COULTON: So ring in when you know the answer. In nursery rhymes what is the preferred method for getting a boat gently down the stream?

(SOUNDBITE OF BELL)

COULTON: David.

SCHMIDT: Merrily, merrily, merrily.

COULTON: I'm sorry; that is actually - technically, that is not a method for getting a boat down a stream.

(LAUGHTER)

COULTON: That is just a description of how you might do it. Jon, do you have a...

EARLY: What is row, row, row?

COULTON: That's right. Except that we are not on "Jeopardy!" so you don't...

(LAUGHTER)

EISENBERG: This is interesting. One contestant is from a different time and one's on a different show.

(LAUGHTER)

SCHMIDT: Can I use a life line after this?

EISENBERG: No.

COULTON: All right. This is a musical clue. Complete the lyrics with a three word phrase featuring epizeuxis. This is a song from the past and, David, from your future.

(LAUGHTER)

EISENBERG: I'm sorry. I'm interrupting. Because epizeuxis I'm now realizing sounds like a character from Colonial Williamsburg.

(LAUGHTER)

COULTON: Epizeuxis.

(SOUNDBITE OF SONG, "FUN, FUN, FUN")

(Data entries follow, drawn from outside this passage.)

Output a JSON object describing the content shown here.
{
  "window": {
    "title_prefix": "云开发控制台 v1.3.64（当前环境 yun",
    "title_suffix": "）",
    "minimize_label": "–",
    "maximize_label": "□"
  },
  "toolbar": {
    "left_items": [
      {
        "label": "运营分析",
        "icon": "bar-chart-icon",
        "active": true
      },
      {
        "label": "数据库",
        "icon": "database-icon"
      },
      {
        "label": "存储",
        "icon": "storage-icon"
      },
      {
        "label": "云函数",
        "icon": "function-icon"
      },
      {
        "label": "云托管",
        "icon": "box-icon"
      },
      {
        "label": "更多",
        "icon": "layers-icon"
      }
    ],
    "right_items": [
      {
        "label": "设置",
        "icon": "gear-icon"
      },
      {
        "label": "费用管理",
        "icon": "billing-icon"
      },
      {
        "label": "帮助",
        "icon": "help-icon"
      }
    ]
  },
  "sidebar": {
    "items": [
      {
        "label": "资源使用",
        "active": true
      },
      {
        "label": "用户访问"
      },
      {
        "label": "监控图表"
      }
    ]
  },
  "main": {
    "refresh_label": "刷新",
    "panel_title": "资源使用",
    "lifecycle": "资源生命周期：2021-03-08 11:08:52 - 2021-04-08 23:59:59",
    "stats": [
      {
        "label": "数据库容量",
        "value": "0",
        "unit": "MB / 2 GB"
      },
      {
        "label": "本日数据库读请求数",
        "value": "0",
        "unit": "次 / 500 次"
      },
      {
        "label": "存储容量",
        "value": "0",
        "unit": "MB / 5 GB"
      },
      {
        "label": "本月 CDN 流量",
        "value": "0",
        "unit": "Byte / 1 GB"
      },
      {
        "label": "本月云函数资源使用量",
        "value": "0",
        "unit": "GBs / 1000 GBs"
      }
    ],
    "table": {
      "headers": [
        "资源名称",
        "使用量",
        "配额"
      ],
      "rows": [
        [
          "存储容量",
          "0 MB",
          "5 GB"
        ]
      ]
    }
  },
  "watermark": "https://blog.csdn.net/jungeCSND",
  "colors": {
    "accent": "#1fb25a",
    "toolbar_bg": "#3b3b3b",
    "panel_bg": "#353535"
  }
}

COULTON: (singing) Well, she got her daddy's car and she cruised through the hamburger stand now. So she forgot all about the library like she told her old man now. And with the radio blasting she was cruising just as fast as she can now. And she'll have...

(SOUNDBITE OF BELL)

COULTON: David.

SCHMIDT: Fun, fun, fun.

COULTON: You got it.

(APPLAUSE)

COULTON: And episode of "Seinfeld" helped popularize what repetitive saying used to gloss over the details of a story?

(SOUNDBITE OF BELL)

COULTON: David.

SCHMIDT: Yadda, yadda, yadda?

COULTON: That's right.

(APPLAUSE)

COULTON: The Muppets character known as the Swedish Chef punctuates his usual gibberish with what three word catchphrase?

(SOUNDBITE OF BELL)

COULTON: Jon.

EARLY: Verdy, verdy voo?

(LAUGHTER)

EISENBERG: Verdy, verdy voo?

EARLY: Verdy, verdy voo.

COULTON: Well, again, those are not all three the same word. David, do you want to take a crack at this one?

SCHMIDT: Not at all.

(LAUGHTER)

EISENBERG: Anyone out there?

UNIDENTIFIED MEN AND WOMEN: Bork, bork, bork.

EISENBERG: Bork, bork, bork.

COULTON: Here's another musical clue.

(SOUNDBITE OF SONG, "TURN, TURN, TURN")

COULTON: (singing) To everything, blah, blah, blah. There is a season, blah, blah, blah. And a time for every purpose under heaven.

(SOUNDBITE OF BELL)

COULTON: David.

SCHMIDT: Turn, turn, turn.

COULTON: You got it.

(APPLAUSE)

COULTON: All right. This is your last clue. The title of what 1970 movie about the attack on Pearl Harbor translates literally from the Japanese as "Tiger, Tiger, Tiger"?

(SOUNDBITE OF BELL)

COULTON: David.

SCHMIDT: "Tora, Tora, Tora."

COULTON: That's right.

(APPLAUSE)

COULTON: John Chaneski, how'd they do?

GURU: The winner, surprise, surprise, surprise, is David from Williamsburg. Congratulations, David.

(APPLAUSE)

EISENBERG: Nice job, Jon. Thank you. David, you'll be moving on to our final showdown.

(SOUNDBITE OF MUSIC) Transcript provided by NPR, Copyright NPR.